YOUR ASSIGNMENT -
Locate all lines in the data below that hold "Downloads" and show them.

Collection entries:

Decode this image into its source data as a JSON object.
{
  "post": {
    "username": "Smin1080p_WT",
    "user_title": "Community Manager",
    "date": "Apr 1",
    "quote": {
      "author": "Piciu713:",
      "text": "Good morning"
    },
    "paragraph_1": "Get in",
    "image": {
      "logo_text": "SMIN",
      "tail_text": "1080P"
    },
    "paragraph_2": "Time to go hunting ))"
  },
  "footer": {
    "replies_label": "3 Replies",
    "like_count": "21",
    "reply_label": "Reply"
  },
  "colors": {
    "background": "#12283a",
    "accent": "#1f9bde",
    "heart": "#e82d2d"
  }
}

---

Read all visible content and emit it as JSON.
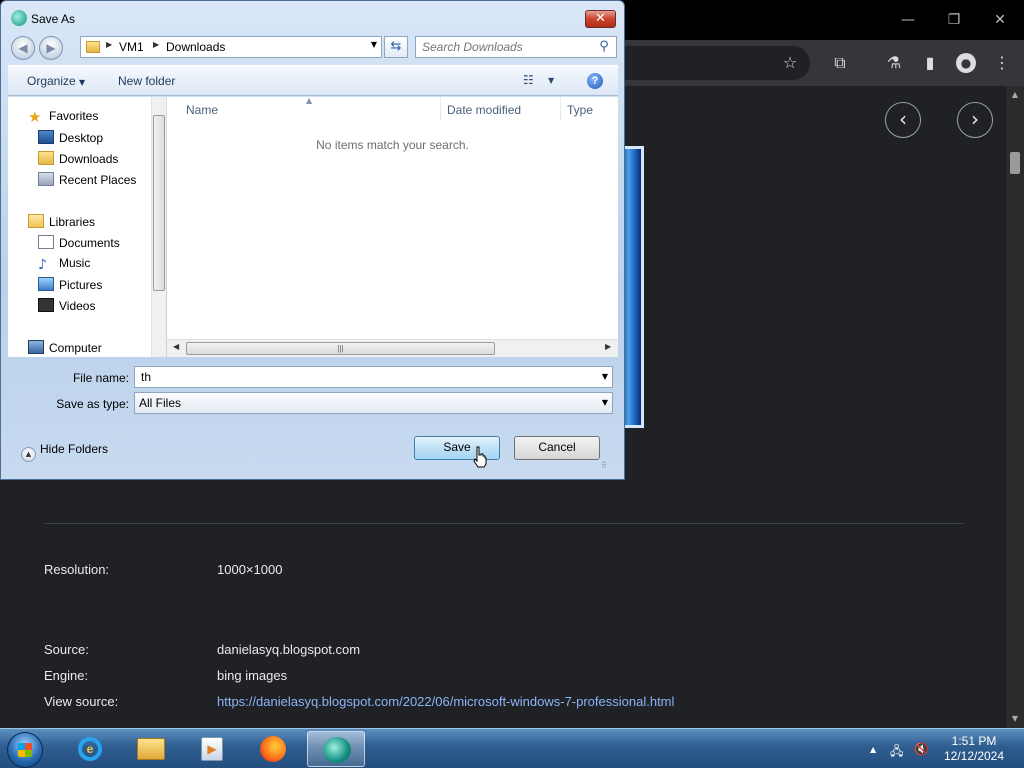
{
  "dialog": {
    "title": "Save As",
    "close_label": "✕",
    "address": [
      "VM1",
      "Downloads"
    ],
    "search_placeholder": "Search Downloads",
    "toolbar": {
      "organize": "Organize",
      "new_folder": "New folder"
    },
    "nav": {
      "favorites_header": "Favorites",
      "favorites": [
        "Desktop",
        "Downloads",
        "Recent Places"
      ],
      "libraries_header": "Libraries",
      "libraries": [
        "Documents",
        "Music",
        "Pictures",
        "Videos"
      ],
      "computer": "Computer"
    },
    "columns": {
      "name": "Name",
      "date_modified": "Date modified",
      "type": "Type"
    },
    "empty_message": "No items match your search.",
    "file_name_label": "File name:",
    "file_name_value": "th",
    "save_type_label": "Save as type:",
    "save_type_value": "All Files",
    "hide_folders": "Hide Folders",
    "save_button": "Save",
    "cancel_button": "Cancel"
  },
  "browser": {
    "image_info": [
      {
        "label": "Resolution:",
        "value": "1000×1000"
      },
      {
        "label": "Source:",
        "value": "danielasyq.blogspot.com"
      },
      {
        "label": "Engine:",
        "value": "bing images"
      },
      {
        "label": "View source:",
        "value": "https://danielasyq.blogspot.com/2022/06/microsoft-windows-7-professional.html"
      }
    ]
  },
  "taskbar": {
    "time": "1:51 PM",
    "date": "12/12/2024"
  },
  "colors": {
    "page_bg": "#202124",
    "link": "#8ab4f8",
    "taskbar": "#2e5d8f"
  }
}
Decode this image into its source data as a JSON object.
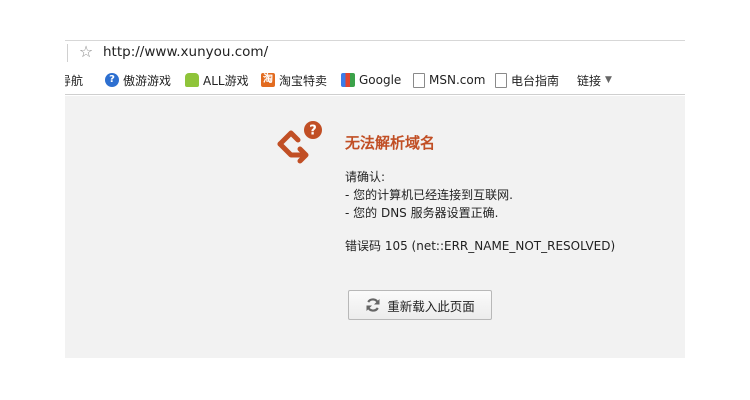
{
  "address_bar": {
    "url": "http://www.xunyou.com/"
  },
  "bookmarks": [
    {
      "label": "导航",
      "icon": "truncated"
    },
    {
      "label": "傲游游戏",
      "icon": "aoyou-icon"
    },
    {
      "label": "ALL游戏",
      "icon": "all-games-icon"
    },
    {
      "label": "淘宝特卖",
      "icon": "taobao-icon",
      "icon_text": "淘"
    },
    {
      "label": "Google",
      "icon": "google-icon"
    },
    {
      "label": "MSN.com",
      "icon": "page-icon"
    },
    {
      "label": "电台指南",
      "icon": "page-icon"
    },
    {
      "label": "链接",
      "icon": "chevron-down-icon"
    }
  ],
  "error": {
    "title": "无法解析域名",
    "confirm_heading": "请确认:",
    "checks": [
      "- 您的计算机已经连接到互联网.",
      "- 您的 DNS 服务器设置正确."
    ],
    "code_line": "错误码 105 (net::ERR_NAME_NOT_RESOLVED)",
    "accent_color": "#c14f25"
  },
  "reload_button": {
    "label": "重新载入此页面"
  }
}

SOLUTION FOR THIS TASK -
      "Downloads"
    "search_placeholder": "Search Downloads",
        "Downloads",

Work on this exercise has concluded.